May 12, 2005 1:37:07 AM

Archived from groups: rec.photo.digital (More info?)

>
> If I buy a Canon EOS Digital Rebel model, I can use the old lens from my
> Canon EOS 500, right?
>
> That would be great because I saw a special offer for the Canon EOS 6.3MP
> Digital Rebel (Body Only) on amazon (46% off). So, can I buy it and use
> the lens from my old analog EOS 500?

The 350D is excellent and discounts are begining to appear. You may well be
able to use your old lens, is it an EF model?

I suggest it's worthing paying extra for the better specified 350D than for
the outgoing 300D. You will probably have the camera for some years and if
you think about the cost of ownership per week, it probably doesn't amount
to much difference. Also, the extra cost of the kit lens is not much and it
makes a useful wide angle lens - which the one from your EOS 500 will not.
Canon have a massive range of lenses for you to choose from when you have
owned a DSLR for a time and have thought about what you want from the
camera. (And as I tell everyone who will listen, save up for the L series).

I can't comment on Pentax or Nikon as I have no experience of them.

John
Anonymous
May 12, 2005 1:52:54 AM

Archived from groups: rec.photo.digital (More info?)

>
> >
> > Now I want to get a digital camera that's just as good as my old EOS
500.
>
> Technically speaking, you may need to sped $4,000.00 or more for "as
> good as film" but any of the DSLRs will be plenty close enough & much
> better in other ways depending how you define it.
>
>
I've had this discussion before. If you don't do any dot per inch
calculations but simply look at the results, then the 350D knocks ordinary
film results into next week.

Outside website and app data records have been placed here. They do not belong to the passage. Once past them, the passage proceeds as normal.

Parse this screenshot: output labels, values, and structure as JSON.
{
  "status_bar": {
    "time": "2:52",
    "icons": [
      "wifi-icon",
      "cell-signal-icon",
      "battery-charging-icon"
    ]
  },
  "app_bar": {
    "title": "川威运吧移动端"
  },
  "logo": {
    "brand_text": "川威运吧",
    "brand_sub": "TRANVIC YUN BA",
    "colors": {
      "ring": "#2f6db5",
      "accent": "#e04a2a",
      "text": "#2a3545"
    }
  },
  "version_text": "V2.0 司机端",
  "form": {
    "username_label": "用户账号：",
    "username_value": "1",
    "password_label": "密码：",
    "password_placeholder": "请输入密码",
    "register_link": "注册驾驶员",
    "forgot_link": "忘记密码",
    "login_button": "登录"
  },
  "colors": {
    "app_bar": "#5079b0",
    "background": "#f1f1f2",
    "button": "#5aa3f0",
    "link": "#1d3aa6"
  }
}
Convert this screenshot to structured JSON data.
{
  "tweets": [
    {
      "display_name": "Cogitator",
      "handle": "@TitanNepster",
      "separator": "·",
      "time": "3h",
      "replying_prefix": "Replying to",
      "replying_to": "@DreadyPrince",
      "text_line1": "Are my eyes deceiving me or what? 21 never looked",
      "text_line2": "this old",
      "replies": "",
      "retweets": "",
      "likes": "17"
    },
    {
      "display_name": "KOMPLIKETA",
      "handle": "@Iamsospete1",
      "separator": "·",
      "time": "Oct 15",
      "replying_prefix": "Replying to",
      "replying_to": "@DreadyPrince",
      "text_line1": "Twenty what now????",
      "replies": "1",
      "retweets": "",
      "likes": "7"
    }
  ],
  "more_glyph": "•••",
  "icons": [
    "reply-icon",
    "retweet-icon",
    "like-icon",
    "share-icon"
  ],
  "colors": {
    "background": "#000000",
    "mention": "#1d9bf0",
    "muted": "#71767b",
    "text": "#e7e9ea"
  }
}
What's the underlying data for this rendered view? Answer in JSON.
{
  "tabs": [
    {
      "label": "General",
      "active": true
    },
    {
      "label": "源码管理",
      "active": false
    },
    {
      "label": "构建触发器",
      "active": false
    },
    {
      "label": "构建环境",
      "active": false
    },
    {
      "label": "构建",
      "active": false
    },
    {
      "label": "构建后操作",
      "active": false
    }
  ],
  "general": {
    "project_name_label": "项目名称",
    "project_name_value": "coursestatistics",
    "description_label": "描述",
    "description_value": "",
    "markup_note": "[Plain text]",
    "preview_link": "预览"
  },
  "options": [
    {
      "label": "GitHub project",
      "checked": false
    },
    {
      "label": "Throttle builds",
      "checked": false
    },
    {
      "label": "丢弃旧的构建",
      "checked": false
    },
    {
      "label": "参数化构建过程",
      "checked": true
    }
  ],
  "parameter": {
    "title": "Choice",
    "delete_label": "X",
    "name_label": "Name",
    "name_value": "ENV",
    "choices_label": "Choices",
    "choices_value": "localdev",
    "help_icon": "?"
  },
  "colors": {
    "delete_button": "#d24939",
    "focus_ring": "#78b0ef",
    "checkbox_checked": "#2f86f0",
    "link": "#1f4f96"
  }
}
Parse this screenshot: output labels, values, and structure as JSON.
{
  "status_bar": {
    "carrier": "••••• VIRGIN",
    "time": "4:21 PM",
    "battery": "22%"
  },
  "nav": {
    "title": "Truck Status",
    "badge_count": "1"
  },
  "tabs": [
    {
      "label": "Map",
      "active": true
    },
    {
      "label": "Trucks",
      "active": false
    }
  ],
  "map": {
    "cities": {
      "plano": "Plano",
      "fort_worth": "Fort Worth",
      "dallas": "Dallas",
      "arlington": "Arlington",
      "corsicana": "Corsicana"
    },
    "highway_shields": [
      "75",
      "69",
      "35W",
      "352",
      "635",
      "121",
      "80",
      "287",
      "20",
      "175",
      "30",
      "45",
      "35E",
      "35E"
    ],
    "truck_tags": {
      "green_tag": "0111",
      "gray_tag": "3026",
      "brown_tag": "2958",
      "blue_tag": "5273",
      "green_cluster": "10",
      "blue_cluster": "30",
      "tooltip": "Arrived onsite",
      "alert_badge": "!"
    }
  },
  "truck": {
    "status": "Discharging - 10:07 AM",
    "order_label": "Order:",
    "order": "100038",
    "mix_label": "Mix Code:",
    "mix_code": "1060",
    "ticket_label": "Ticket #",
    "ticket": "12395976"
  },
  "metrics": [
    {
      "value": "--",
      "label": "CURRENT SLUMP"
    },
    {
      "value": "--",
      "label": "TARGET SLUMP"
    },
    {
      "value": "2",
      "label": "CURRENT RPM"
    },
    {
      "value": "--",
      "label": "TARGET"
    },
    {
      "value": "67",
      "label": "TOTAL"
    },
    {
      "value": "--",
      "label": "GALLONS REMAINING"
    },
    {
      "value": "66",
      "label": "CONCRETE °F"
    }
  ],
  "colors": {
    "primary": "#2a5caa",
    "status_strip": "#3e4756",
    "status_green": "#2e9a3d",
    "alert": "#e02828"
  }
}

I know there are special (slow) emulsions and
transparencies but my film camera with stock 200 ISO film produces decent
but not stunning 10x8.

Last weekend I stuck my new L series zoom on the front of my 350D, dialed
200 ISO and took some hand held snaps (in RAW) at 200mm - mostly at f2.8. I
converted them to TIFF, fiddled a bit with levels (on some of them) and
printed them on my cheap R200 Epson. The results are fantastic. A committed
film user I work with could not believe they had come out of a small sensor
digital SLR. He equated them with prints from his medium format film camera.

Now I know the lens makes a big difference, but what it does is to allow the
sensor to show what it's capable of. I took some snaps in a chapel on ISO
1600, grain? What grain? I haven't been in film photography for some time
but can you get 1600 ISO film will barely noticable grain? And at no point
have I had to mess about with chemicals.

The only thing I miss is the excitement of watching a B&W print appearing in
the dev. tray.

I would, of course, defend, almost to the death, your right to use and
champion film. In a way I feel a little sad that it has had it's day and
that I will probably never get a chance to use an expensive medium format
that I lusted after when I couldn't afford it and don't want now I can.

John
!